INPUT DATA –
################

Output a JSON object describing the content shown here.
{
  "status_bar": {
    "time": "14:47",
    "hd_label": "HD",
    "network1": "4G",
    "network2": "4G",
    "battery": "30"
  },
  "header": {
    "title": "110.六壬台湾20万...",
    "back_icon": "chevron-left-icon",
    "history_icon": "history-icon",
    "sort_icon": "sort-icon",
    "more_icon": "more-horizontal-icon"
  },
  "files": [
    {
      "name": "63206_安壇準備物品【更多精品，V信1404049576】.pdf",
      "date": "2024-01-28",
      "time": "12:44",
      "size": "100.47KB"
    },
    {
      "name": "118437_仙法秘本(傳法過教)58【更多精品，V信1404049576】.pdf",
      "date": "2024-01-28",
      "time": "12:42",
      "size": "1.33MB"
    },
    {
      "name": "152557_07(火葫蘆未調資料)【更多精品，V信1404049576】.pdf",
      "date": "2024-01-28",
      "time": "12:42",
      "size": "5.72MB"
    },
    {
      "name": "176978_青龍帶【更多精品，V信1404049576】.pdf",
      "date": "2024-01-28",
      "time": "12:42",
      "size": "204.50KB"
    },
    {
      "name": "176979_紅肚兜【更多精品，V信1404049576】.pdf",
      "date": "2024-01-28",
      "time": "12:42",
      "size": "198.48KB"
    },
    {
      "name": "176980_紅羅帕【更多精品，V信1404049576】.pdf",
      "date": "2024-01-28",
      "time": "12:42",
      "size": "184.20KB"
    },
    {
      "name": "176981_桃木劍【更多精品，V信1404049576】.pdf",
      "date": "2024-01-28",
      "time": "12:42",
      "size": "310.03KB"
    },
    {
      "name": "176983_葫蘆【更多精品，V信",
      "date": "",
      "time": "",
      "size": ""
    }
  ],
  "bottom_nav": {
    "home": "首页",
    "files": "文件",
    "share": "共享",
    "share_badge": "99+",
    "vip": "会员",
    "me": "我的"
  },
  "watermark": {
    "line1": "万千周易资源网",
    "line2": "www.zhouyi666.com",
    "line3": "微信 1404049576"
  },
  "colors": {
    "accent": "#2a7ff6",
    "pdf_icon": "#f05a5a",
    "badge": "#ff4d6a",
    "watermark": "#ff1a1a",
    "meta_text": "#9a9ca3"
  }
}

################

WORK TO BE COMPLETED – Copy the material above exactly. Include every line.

ANSWER SPACE –
Output a JSON object describing the content shown here.
{
  "status_bar": {
    "time": "14:47",
    "hd_label": "HD",
    "network1": "4G",
    "network2": "4G",
    "battery": "30"
  },
  "header": {
    "title": "110.六壬台湾20万...",
    "back_icon": "chevron-left-icon",
    "history_icon": "history-icon",
    "sort_icon": "sort-icon",
    "more_icon": "more-horizontal-icon"
  },
  "files": [
    {
      "name": "63206_安壇準備物品【更多精品，V信1404049576】.pdf",
      "date": "2024-01-28",
      "time": "12:44",
      "size": "100.47KB"
    },
    {
      "name": "118437_仙法秘本(傳法過教)58【更多精品，V信1404049576】.pdf",
      "date": "2024-01-28",
      "time": "12:42",
      "size": "1.33MB"
    },
    {
      "name": "152557_07(火葫蘆未調資料)【更多精品，V信1404049576】.pdf",
      "date": "2024-01-28",
      "time": "12:42",
      "size": "5.72MB"
    },
    {
      "name": "176978_青龍帶【更多精品，V信1404049576】.pdf",
      "date": "2024-01-28",
      "time": "12:42",
      "size": "204.50KB"
    },
    {
      "name": "176979_紅肚兜【更多精品，V信1404049576】.pdf",
      "date": "2024-01-28",
      "time": "12:42",
      "size": "198.48KB"
    },
    {
      "name": "176980_紅羅帕【更多精品，V信1404049576】.pdf",
      "date": "2024-01-28",
      "time": "12:42",
      "size": "184.20KB"
    },
    {
      "name": "176981_桃木劍【更多精品，V信1404049576】.pdf",
      "date": "2024-01-28",
      "time": "12:42",
      "size": "310.03KB"
    },
    {
      "name": "176983_葫蘆【更多精品，V信",
      "date": "",
      "time": "",
      "size": ""
    }
  ],
  "bottom_nav": {
    "home": "首页",
    "files": "文件",
    "share": "共享",
    "share_badge": "99+",
    "vip": "会员",
    "me": "我的"
  },
  "watermark": {
    "line1": "万千周易资源网",
    "line2": "www.zhouyi666.com",
    "line3": "微信 1404049576"
  },
  "colors": {
    "accent": "#2a7ff6",
    "pdf_icon": "#f05a5a",
    "badge": "#ff4d6a",
    "watermark": "#ff1a1a",
    "meta_text": "#9a9ca3"
  }
}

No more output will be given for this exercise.